“It is inconceivable and unconscionable that in a country which has faced a cholera epidemic, severe typhoid outbreaks amongst other serious and fatal environmental diseases we continue to give to little priority to preventive health services. The ability of the health sector to deliver and organize the health services needed to manage the increasing disease burden faced in Zimbabwe depends on a reasonable per capita allocation to health.
“The decline in real terms of public health funding over the years has come in the wake of Government’s implementation of the economic reform programme which endeavors to reduce Government expenditure. In light of this, the Ministry of Health needs to put in place an efficient system in drug procurement, stock management, distribution etc. to ensure that drugs are available where they are needed.”
Community Working Group on Health (CWGH) Executive Director, Mr Itai Rusike however said the existence of crowd funding initiatives to fund healthcare was a sign that government has failed to provide a basic human right (health) for its people.
“The various crowdfunding initiatives to fund and support various health challenges in the country is a sign of failure by the government to provide health care services to its people as provided for under section 76 of new Zimbabwe constitution that provides for the right to health.
“Crowd funding is a short gap measure as it is not sustainable and there’s no mechanism for transparency and accountability with a high a risk of people being swindled of their hard earned money by criminal elements and unscrupulous characters,” said Mr Rusike.
In 2019, majority of medical aid providers approached AHFoZ to submit requests for additional or new increases to the current tariffs for various reasons. The increases range from 50% to 400%. Healthcare providers have argued that operating in the current environment has become difficult, forcing them to increase tariffs or risk going under.
The cost of healthcare in Zimbabwe remains one of the highest in the region and yet the facilities are substandard, with most public hospitals literally falling to pieces. Over the years, soaring health costs have denied many people access to medical care. Most private health institutions are now demanding payment in hard currency or the parallel market equivalent in bond notes or RTGS payments. This has resulted in patients on medical aid now paying huge shortfalls.
Zimbabwe needs about $400 million per year to meet its drug requirements for both public hospitals and the rest of the health services sector.
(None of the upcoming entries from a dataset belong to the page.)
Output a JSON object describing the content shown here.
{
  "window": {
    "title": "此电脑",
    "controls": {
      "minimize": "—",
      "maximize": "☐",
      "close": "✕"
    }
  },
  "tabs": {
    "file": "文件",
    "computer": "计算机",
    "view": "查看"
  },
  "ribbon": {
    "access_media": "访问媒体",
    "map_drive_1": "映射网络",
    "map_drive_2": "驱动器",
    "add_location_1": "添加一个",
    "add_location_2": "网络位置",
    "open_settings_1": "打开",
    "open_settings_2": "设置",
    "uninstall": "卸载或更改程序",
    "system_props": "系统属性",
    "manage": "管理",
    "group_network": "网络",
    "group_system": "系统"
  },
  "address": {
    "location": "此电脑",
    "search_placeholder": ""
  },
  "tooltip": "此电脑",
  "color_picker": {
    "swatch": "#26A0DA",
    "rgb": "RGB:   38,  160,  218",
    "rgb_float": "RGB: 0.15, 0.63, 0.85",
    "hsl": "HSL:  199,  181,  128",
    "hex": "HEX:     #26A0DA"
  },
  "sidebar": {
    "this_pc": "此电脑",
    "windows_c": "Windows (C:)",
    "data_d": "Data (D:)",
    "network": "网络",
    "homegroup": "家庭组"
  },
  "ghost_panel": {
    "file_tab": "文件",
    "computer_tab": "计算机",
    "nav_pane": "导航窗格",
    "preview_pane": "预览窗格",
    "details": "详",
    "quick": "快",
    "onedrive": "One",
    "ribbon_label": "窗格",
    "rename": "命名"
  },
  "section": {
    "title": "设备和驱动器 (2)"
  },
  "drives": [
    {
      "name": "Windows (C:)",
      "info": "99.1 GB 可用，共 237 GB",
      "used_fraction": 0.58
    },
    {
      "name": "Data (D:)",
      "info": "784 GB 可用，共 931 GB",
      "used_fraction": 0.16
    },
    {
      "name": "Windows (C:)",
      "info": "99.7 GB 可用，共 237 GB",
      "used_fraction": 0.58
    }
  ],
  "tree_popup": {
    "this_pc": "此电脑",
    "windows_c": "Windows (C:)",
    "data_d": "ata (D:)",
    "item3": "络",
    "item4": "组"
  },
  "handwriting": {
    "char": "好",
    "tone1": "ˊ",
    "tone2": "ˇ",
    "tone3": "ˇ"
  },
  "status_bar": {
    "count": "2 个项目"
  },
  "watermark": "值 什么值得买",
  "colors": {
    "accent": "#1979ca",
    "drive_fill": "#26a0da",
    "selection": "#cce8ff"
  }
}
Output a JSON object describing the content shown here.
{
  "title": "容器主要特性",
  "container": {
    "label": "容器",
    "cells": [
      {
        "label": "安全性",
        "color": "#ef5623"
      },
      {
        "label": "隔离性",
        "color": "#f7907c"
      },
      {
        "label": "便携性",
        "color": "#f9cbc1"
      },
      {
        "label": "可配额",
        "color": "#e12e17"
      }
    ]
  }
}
Key players in the pharmaceutical industry like CAPS Holdings, which used to contribute up to 75% of local healthcare products, have gone under.
Meanwhile, the ministry of Health and Child and Child Care (MoHCC)) says it is currently working on crafting a National Health Insurance scheme for citizens in an effort to make universal health coverage a reality.